WHAT THE EXERCISE ASKS>
Only the lines running from the one with "What data populates" to the end of the listing should be returned, each exactly as it appears, with both ends kept.

EXTRACTED INFORMATION>
== Segment start ==

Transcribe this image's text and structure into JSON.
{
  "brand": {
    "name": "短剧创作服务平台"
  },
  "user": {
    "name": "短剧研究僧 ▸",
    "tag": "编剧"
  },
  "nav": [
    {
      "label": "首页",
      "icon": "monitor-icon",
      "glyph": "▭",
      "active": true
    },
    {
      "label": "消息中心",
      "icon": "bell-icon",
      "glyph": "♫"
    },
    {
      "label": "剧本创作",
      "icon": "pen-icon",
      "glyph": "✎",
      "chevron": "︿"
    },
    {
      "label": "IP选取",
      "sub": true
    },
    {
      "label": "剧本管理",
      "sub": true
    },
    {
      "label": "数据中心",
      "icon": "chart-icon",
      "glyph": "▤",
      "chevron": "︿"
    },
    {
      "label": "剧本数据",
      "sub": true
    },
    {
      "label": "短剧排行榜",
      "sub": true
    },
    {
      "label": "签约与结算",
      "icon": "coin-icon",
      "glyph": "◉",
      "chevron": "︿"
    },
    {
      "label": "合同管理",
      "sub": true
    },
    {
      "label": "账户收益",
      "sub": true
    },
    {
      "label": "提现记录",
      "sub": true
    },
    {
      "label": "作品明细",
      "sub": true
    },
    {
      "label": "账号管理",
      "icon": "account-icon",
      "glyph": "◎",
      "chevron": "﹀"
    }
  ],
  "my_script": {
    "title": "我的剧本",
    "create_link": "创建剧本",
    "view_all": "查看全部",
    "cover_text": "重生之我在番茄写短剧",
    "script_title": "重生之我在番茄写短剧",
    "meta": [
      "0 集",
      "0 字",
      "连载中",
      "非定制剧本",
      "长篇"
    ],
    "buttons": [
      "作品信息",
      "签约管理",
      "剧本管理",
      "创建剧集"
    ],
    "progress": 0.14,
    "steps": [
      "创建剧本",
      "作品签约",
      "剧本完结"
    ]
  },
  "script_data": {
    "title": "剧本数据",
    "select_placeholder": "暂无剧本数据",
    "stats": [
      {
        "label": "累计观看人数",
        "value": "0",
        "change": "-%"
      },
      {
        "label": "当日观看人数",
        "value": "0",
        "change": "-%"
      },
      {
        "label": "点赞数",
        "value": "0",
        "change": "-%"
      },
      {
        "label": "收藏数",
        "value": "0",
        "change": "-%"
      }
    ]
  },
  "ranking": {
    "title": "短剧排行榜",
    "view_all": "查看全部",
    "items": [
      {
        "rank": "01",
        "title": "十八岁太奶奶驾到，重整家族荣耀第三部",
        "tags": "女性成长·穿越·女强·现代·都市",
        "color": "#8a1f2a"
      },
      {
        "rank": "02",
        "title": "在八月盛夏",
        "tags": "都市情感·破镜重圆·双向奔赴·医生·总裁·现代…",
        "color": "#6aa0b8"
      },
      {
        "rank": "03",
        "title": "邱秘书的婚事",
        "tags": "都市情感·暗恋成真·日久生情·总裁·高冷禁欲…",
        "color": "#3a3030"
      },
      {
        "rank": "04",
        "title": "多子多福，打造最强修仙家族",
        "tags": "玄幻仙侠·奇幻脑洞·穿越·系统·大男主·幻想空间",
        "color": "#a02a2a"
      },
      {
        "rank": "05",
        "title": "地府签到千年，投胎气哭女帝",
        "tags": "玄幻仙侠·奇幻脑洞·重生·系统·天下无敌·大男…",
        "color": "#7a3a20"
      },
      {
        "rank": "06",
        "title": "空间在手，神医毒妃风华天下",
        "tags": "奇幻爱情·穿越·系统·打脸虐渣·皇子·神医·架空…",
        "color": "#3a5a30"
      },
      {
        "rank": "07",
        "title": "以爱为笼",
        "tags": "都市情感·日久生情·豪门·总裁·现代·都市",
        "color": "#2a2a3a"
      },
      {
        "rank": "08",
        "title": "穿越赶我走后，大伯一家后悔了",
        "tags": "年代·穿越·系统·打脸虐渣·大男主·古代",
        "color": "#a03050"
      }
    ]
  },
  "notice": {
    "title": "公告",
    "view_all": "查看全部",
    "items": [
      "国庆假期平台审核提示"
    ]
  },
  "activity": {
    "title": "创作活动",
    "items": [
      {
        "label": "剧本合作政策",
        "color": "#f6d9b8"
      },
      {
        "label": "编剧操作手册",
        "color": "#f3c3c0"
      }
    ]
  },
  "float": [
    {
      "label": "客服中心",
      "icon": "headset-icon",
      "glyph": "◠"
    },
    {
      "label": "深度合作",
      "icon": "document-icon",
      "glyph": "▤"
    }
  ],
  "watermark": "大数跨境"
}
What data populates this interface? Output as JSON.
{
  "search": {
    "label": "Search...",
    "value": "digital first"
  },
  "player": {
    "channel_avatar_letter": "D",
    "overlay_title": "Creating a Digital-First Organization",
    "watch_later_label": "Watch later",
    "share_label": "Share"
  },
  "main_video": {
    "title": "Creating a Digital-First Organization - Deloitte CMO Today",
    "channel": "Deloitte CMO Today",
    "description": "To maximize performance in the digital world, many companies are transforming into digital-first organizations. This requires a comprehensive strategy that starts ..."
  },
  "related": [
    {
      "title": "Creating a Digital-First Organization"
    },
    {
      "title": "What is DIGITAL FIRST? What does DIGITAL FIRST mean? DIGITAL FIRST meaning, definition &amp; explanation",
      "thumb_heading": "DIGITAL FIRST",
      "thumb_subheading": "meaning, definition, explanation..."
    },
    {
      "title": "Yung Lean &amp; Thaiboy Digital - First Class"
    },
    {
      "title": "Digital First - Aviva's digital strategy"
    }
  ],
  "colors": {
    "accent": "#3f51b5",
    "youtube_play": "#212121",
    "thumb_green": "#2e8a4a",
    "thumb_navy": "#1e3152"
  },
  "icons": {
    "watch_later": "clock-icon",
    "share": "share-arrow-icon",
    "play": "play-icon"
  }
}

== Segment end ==

TASK RESULT>
What data populates this interface? Output as JSON.
{
  "search": {
    "label": "Search...",
    "value": "digital first"
  },
  "player": {
    "channel_avatar_letter": "D",
    "overlay_title": "Creating a Digital-First Organization",
    "watch_later_label": "Watch later",
    "share_label": "Share"
  },
  "main_video": {
    "title": "Creating a Digital-First Organization - Deloitte CMO Today",
    "channel": "Deloitte CMO Today",
    "description": "To maximize performance in the digital world, many companies are transforming into digital-first organizations. This requires a comprehensive strategy that starts ..."
  },
  "related": [
    {
      "title": "Creating a Digital-First Organization"
    },
    {
      "title": "What is DIGITAL FIRST? What does DIGITAL FIRST mean? DIGITAL FIRST meaning, definition &amp; explanation",
      "thumb_heading": "DIGITAL FIRST",
      "thumb_subheading": "meaning, definition, explanation..."
    },
    {
      "title": "Yung Lean &amp; Thaiboy Digital - First Class"
    },
    {
      "title": "Digital First - Aviva's digital strategy"
    }
  ],
  "colors": {
    "accent": "#3f51b5",
    "youtube_play": "#212121",
    "thumb_green": "#2e8a4a",
    "thumb_navy": "#1e3152"
  },
  "icons": {
    "watch_later": "clock-icon",
    "share": "share-arrow-icon",
    "play": "play-icon"
  }
}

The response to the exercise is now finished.